## [WORK TASK]
Please find every line below that includes "true" and report how many there are. Nothing else is needed.

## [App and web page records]
· · · · ·

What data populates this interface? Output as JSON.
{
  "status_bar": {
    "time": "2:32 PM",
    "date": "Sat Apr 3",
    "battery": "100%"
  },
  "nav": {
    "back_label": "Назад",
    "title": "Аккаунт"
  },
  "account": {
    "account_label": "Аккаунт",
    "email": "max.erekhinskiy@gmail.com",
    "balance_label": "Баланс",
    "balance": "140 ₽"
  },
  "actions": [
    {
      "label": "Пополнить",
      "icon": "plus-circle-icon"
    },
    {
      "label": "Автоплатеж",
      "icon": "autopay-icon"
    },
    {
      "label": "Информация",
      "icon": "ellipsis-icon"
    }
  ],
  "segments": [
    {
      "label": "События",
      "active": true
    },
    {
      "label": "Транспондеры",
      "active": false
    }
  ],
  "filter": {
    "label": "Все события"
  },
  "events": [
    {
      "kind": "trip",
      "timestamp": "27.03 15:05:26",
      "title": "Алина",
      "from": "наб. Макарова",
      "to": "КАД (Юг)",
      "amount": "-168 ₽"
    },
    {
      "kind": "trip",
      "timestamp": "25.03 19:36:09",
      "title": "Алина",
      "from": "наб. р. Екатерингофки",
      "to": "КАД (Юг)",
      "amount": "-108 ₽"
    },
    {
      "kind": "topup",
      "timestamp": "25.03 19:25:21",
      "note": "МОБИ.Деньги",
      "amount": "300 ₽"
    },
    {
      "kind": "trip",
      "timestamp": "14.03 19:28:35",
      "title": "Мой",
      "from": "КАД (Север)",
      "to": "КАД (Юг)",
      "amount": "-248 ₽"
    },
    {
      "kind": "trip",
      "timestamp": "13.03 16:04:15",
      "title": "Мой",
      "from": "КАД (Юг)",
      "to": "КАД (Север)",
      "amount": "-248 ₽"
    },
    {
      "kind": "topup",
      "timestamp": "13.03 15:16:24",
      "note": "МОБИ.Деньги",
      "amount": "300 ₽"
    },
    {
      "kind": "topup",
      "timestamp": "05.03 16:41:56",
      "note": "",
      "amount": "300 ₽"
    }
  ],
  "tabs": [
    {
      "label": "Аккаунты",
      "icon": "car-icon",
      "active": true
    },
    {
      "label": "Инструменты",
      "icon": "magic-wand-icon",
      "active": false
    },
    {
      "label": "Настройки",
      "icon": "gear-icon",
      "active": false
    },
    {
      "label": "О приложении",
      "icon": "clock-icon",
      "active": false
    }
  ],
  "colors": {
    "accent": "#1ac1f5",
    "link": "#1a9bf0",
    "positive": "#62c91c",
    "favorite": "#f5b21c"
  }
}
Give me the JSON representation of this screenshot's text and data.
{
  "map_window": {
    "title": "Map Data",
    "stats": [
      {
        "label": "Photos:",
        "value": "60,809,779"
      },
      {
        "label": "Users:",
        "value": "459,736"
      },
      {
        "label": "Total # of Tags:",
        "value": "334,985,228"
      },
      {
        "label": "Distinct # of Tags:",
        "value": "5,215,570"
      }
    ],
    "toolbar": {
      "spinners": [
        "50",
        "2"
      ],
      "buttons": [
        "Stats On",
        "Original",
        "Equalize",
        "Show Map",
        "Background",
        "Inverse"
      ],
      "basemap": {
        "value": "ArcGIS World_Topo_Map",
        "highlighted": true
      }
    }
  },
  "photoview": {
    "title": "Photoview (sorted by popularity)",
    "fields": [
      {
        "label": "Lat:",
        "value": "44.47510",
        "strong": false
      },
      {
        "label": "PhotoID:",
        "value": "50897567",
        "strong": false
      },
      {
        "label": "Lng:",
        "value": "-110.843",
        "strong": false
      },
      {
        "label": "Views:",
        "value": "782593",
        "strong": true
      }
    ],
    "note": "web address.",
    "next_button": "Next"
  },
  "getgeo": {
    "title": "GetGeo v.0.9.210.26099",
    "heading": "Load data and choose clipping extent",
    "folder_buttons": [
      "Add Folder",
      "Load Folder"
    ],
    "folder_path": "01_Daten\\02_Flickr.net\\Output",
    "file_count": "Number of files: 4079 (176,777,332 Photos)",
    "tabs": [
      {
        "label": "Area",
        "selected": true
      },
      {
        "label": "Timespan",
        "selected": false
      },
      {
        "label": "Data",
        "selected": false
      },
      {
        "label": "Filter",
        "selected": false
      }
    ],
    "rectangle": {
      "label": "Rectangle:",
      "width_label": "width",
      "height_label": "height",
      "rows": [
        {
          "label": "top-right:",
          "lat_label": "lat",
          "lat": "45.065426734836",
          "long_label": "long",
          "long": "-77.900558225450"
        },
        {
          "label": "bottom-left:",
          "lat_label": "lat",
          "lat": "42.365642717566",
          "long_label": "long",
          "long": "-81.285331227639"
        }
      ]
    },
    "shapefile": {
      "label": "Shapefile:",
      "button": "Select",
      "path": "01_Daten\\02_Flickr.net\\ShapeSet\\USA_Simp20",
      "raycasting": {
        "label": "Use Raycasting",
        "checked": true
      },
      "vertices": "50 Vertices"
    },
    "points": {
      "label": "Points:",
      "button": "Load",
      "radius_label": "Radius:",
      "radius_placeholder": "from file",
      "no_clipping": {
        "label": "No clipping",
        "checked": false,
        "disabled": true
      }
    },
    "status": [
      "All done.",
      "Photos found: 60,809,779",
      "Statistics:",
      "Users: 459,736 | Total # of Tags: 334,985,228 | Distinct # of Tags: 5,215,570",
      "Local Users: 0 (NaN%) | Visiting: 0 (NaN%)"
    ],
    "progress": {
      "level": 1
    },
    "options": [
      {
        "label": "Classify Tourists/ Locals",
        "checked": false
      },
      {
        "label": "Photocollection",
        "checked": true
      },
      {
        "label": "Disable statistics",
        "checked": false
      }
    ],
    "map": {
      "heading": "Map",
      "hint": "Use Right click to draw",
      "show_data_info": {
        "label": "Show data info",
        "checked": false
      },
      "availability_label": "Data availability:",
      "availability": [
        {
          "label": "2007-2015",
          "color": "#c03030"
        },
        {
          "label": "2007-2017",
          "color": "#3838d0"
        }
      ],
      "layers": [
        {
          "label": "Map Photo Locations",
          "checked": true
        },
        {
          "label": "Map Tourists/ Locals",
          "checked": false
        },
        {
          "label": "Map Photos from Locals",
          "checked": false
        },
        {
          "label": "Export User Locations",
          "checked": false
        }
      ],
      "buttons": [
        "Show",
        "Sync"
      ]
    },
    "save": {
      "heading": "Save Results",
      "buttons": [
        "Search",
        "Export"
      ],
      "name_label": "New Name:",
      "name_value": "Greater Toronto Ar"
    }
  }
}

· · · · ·

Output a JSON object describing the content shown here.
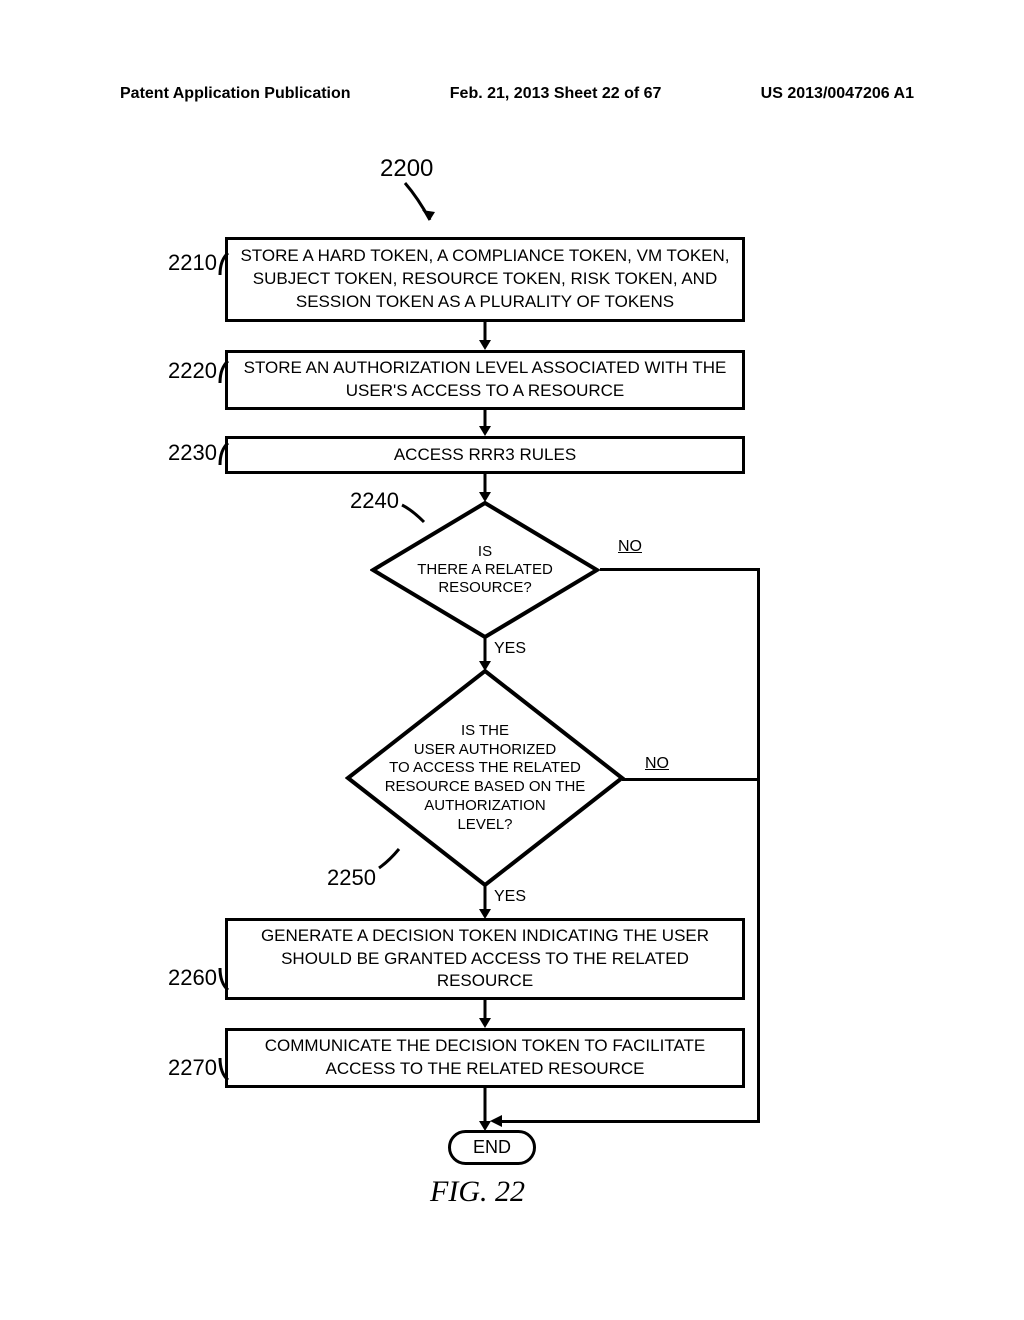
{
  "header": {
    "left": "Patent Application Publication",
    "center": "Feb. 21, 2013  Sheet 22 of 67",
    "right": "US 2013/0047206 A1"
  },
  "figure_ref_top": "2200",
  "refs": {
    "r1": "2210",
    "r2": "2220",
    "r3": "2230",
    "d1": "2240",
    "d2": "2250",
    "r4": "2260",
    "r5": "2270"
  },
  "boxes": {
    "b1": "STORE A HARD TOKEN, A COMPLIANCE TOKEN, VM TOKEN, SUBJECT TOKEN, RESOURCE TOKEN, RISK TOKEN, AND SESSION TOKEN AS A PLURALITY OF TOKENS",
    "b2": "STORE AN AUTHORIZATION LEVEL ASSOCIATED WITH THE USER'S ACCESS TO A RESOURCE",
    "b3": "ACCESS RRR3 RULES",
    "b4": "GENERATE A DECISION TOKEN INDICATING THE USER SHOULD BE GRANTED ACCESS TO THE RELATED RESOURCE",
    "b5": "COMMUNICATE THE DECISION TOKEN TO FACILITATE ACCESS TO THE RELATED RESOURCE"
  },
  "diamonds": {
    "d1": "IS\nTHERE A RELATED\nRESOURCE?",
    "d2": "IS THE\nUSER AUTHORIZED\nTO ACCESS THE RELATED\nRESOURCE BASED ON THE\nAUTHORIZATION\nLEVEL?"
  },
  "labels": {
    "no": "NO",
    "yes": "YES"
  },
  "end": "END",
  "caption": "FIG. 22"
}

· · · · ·

## [EXERCISE OUTPUT]
9